Meanwhile, Ike Turner’s life unraveled. He was arrested 11 times in the `70s and `80s for various offenses, mostly drug-related. In 1990, he was convicted of possessing and transporting cocaine, and the next year, as he and Tina were being inducted into the Rock and Roll Hall of Fame, he was sitting in a prison cell, completing an 18-month sentence.
The release of “What’s Love Got to Do With It,” loosely based on Tina Turner’s autobiography, further damaged his career and reputation. It portrayed Ike Turner as a musical Svengali and surrogate father figure who turned his women—wives, backup singers and lovers alike—into servants and punching bags.
When his days with Tina Turner were brought up in the 2001 Tribune interview, Ike Turner was defiant. “I did a lot of wrong things in my life, and a lot of good things, and I don’t regret any of them,” he said. “The only regret I have—I made one mistake in my life, during the time I was doing drugs—I signed a contract with Walt Disney (makers of “What’s Love Got to Do With It”) giving them permission to portray me in this movie any way they wanted, not realizing I was signing away my right to sue them. They totally exaggerated everything she said in the book on the screen, and that sabotaged my career.”
In a 1993 Tribune interview, Tina Turner described a life of “torture” with Ike Turner, and said she stayed with him for 14 years only because she was the mother of their four children (two from a previous Ike Turner marriage). “It wasn’t about money, it was about having kids in school, and I wasn’t going to subject my kids to living on the streets because I couldn’t live with Ike Turner,” she said. “I was strong enough to put up with his crap until they were out of school.”
When Ike Turner was released from prison, he turned his life around. He stopped taking drugs and started performing and recording again. “He fought that devil and he has won,” said the executive who first hired Turner to a recording contract, Joe Bihari, in a 2001 Tribune interview.
Turner pieced together a new Kings of Rhythm and recorded music at his home studio in San Marcos for a 2001 album, “Here and Now.” Last year, he won a Grammy Award in the traditional blues album category for “Risin’ With the Blues.” He was touring and performing to the end.

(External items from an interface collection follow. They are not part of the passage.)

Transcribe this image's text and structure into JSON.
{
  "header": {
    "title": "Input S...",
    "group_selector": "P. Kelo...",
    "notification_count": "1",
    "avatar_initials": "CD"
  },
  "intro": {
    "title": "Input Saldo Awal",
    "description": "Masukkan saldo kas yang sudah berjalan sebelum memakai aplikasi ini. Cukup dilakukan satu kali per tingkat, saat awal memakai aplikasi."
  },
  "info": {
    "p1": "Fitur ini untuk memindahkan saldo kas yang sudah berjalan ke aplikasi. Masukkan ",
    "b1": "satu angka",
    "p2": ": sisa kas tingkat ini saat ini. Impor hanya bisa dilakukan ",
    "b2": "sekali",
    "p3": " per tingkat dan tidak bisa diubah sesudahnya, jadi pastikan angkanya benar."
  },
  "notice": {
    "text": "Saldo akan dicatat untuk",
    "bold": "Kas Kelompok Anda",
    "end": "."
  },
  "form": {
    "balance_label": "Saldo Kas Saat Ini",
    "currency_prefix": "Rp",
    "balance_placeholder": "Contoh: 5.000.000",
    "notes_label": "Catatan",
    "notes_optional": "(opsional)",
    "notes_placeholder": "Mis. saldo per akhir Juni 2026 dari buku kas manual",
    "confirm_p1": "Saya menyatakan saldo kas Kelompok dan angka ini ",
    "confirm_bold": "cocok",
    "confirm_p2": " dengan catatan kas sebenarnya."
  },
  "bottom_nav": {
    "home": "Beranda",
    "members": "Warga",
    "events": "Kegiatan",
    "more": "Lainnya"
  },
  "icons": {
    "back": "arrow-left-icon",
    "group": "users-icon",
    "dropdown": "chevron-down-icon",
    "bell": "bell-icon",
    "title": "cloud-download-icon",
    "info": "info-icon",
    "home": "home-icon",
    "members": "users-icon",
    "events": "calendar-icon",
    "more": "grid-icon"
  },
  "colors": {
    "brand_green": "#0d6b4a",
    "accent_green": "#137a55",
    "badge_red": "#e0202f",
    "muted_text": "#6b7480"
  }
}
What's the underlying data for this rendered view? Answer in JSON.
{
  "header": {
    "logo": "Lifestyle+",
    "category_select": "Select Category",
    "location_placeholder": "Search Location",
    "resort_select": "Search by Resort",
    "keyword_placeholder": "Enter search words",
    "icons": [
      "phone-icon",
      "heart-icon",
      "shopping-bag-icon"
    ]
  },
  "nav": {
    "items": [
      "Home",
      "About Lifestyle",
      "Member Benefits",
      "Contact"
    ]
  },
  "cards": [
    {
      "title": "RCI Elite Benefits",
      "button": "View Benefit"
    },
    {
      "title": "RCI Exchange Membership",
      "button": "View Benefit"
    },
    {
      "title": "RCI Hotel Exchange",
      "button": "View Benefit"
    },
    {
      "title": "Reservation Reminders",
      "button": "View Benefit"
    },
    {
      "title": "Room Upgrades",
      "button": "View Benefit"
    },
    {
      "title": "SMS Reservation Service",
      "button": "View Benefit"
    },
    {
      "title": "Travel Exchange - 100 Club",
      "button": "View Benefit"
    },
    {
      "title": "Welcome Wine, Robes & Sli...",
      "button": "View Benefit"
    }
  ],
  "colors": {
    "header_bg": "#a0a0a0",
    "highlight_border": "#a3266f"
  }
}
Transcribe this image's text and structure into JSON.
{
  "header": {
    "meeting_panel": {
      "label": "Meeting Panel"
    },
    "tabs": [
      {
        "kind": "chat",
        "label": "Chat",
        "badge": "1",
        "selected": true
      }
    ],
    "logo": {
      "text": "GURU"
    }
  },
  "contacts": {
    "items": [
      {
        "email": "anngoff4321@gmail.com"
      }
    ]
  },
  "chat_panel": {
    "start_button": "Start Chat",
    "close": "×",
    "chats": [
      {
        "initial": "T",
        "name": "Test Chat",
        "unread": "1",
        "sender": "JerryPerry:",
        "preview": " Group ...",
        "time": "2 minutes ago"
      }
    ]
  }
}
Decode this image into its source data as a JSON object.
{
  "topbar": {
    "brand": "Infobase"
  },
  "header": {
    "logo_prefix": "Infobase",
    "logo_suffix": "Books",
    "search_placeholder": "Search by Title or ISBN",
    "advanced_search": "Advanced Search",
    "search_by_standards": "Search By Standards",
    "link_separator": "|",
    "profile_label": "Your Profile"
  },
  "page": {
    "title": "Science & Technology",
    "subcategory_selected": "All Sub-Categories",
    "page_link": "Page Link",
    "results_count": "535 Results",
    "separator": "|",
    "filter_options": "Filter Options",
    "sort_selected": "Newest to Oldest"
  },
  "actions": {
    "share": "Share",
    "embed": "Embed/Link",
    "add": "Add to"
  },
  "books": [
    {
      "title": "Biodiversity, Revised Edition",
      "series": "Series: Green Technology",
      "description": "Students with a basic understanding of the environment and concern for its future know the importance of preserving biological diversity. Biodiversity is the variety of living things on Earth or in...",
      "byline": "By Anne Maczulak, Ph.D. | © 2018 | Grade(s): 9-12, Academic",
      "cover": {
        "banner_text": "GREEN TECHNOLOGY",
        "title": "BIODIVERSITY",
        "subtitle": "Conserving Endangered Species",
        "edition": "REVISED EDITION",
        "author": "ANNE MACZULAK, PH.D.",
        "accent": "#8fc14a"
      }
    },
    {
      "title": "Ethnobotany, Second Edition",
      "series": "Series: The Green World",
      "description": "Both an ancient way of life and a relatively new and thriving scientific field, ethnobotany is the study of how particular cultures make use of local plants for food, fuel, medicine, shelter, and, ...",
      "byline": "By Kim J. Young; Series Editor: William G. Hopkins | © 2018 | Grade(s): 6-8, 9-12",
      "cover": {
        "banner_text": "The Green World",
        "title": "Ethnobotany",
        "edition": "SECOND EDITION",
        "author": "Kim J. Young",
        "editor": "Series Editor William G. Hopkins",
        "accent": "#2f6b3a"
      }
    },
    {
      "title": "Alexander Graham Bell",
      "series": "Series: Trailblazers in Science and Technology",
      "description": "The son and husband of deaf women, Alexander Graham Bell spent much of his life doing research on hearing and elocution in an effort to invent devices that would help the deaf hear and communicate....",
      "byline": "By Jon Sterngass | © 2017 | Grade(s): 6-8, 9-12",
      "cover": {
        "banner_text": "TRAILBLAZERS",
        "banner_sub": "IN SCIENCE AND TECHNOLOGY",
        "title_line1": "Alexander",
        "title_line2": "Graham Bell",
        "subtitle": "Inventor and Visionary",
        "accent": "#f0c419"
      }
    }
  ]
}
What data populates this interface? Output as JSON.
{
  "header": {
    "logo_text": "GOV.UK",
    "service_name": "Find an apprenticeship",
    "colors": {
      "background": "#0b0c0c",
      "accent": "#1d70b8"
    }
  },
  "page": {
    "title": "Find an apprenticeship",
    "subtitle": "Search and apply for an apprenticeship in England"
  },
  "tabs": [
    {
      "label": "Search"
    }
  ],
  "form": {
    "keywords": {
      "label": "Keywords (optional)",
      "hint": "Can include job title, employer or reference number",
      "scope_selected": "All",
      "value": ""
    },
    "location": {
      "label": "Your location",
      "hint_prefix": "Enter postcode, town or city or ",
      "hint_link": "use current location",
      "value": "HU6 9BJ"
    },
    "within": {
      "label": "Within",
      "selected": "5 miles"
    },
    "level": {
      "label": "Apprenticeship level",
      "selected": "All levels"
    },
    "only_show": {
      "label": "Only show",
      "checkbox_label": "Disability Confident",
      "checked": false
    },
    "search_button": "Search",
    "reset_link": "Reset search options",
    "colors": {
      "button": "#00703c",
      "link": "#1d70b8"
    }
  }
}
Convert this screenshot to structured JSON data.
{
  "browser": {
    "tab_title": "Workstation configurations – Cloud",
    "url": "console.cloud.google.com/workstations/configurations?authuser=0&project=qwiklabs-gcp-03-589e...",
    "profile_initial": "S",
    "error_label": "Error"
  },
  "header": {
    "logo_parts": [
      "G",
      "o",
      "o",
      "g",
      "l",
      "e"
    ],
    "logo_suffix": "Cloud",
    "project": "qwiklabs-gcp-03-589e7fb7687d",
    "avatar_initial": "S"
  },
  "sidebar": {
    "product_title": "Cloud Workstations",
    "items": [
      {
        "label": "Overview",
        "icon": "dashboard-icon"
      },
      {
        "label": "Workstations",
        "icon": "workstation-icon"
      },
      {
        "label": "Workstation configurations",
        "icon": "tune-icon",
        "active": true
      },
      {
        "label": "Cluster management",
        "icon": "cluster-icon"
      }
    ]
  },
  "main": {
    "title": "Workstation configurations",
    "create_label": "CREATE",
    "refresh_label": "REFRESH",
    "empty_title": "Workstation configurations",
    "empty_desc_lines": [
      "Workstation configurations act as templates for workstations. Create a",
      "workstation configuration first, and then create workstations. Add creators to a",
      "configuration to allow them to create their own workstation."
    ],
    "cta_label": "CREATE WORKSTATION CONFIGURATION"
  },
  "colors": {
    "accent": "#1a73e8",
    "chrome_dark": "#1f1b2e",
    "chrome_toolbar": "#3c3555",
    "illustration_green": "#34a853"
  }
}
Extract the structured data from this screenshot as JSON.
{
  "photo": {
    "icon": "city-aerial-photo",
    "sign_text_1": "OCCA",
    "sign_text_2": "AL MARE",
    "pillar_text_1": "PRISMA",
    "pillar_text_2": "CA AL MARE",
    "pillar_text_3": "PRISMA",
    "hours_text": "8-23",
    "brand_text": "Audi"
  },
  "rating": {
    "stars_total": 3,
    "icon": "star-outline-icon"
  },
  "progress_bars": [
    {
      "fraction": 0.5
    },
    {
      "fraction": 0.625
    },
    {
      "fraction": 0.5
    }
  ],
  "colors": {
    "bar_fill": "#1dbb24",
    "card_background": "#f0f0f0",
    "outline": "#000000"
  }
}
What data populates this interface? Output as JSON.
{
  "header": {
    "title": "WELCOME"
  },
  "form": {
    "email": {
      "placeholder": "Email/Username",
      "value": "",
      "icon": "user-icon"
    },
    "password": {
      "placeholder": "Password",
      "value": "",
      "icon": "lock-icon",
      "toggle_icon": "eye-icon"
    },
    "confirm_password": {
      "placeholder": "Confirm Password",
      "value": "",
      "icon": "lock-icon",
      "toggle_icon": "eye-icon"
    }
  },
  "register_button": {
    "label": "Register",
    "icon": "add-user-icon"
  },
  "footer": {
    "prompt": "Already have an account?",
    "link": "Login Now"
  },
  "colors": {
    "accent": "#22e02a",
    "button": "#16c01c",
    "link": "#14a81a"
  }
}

“It doesn’t matter if I invented rock `n’ roll, because it didn’t make me any money,” Turner told the Tribune. “I made $60 from `Rocket 88’: Six-oh. I don’t care about the glamour or the money. I don’t care about the nominations and Grammys, all that bull. I just care about making people happy—getting onstage and getting everybody going.”